* **Aim of the exercise**
If a line of the records holds the word "plugins", copy it out.

* **Available data**
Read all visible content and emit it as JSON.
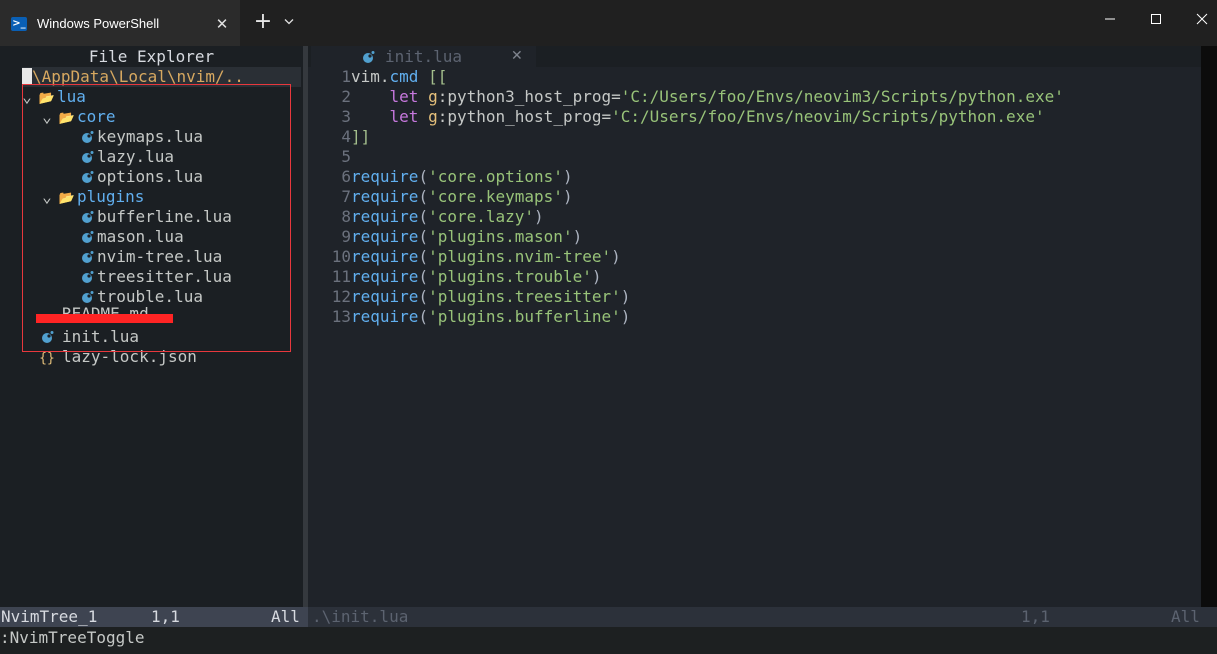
{
  "window": {
    "tab_title": "Windows PowerShell",
    "tab_icon": "powershell-icon",
    "close_tab_glyph": "✕",
    "new_tab_glyph": "+"
  },
  "tree": {
    "header": "File Explorer",
    "root_path": "\\AppData\\Local\\nvim/..",
    "root_prefix": "~",
    "items": [
      {
        "kind": "folder",
        "label": "lua",
        "expanded": true,
        "chev": "⌄"
      },
      {
        "kind": "folder",
        "label": "core",
        "expanded": true,
        "chev": "⌄"
      },
      {
        "kind": "file",
        "label": "keymaps.lua",
        "icon": "lua-icon"
      },
      {
        "kind": "file",
        "label": "lazy.lua",
        "icon": "lua-icon"
      },
      {
        "kind": "file",
        "label": "options.lua",
        "icon": "lua-icon"
      },
      {
        "kind": "folder",
        "label": "plugins",
        "expanded": true,
        "chev": "⌄"
      },
      {
        "kind": "file",
        "label": "bufferline.lua",
        "icon": "lua-icon"
      },
      {
        "kind": "file",
        "label": "mason.lua",
        "icon": "lua-icon"
      },
      {
        "kind": "file",
        "label": "nvim-tree.lua",
        "icon": "lua-icon"
      },
      {
        "kind": "file",
        "label": "treesitter.lua",
        "icon": "lua-icon"
      },
      {
        "kind": "file",
        "label": "trouble.lua",
        "icon": "lua-icon"
      },
      {
        "kind": "file",
        "label": "README.md",
        "icon": "markdown-icon"
      },
      {
        "kind": "file",
        "label": "init.lua",
        "icon": "lua-icon"
      },
      {
        "kind": "file",
        "label": "lazy-lock.json",
        "icon": "json-icon"
      }
    ]
  },
  "editor": {
    "buffer_tab": "init.lua",
    "buffer_tab_close": "✕",
    "lines": [
      {
        "n": "1",
        "tokens": [
          [
            "plain",
            "vim."
          ],
          [
            "fn",
            "cmd"
          ],
          [
            "plain",
            " "
          ],
          [
            "bracket",
            "[["
          ]
        ]
      },
      {
        "n": "2",
        "tokens": [
          [
            "plain",
            "    "
          ],
          [
            "kw",
            "let"
          ],
          [
            "plain",
            " "
          ],
          [
            "var",
            "g"
          ],
          [
            "plain",
            ":python3_host_prog="
          ],
          [
            "str",
            "'C:/Users/foo/Envs/neovim3/Scripts/python.exe'"
          ]
        ]
      },
      {
        "n": "3",
        "tokens": [
          [
            "plain",
            "    "
          ],
          [
            "kw",
            "let"
          ],
          [
            "plain",
            " "
          ],
          [
            "var",
            "g"
          ],
          [
            "plain",
            ":python_host_prog="
          ],
          [
            "str",
            "'C:/Users/foo/Envs/neovim/Scripts/python.exe'"
          ]
        ]
      },
      {
        "n": "4",
        "tokens": [
          [
            "bracket",
            "]]"
          ]
        ]
      },
      {
        "n": "5",
        "tokens": []
      },
      {
        "n": "6",
        "tokens": [
          [
            "fn",
            "require"
          ],
          [
            "punct",
            "("
          ],
          [
            "str",
            "'core.options'"
          ],
          [
            "punct",
            ")"
          ]
        ]
      },
      {
        "n": "7",
        "tokens": [
          [
            "fn",
            "require"
          ],
          [
            "punct",
            "("
          ],
          [
            "str",
            "'core.keymaps'"
          ],
          [
            "punct",
            ")"
          ]
        ]
      },
      {
        "n": "8",
        "tokens": [
          [
            "fn",
            "require"
          ],
          [
            "punct",
            "("
          ],
          [
            "str",
            "'core.lazy'"
          ],
          [
            "punct",
            ")"
          ]
        ]
      },
      {
        "n": "9",
        "tokens": [
          [
            "fn",
            "require"
          ],
          [
            "punct",
            "("
          ],
          [
            "str",
            "'plugins.mason'"
          ],
          [
            "punct",
            ")"
          ]
        ]
      },
      {
        "n": "10",
        "tokens": [
          [
            "fn",
            "require"
          ],
          [
            "punct",
            "("
          ],
          [
            "str",
            "'plugins.nvim-tree'"
          ],
          [
            "punct",
            ")"
          ]
        ]
      },
      {
        "n": "11",
        "tokens": [
          [
            "fn",
            "require"
          ],
          [
            "punct",
            "("
          ],
          [
            "str",
            "'plugins.trouble'"
          ],
          [
            "punct",
            ")"
          ]
        ]
      },
      {
        "n": "12",
        "tokens": [
          [
            "fn",
            "require"
          ],
          [
            "punct",
            "("
          ],
          [
            "str",
            "'plugins.treesitter'"
          ],
          [
            "punct",
            ")"
          ]
        ]
      },
      {
        "n": "13",
        "tokens": [
          [
            "fn",
            "require"
          ],
          [
            "punct",
            "("
          ],
          [
            "str",
            "'plugins.bufferline'"
          ],
          [
            "punct",
            ")"
          ]
        ]
      }
    ]
  },
  "status": {
    "left_name": "NvimTree_1",
    "left_pos": "1,1",
    "left_scroll": "All",
    "right_file": ".\\init.lua",
    "right_pos": "1,1",
    "right_scroll": "All"
  },
  "cmdline": ":NvimTreeToggle",
  "colors": {
    "folder": "#61afef",
    "lua_icon": "#51a0cf",
    "string": "#98c379",
    "keyword": "#c678dd",
    "highlight_box": "#e8383d"
  }
}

* **Result of this task**
        "label": "plugins",
            "'plugins.mason'"
            "'plugins.nvim-tree'"
            "'plugins.trouble'"
            "'plugins.treesitter'"
            "'plugins.bufferline'"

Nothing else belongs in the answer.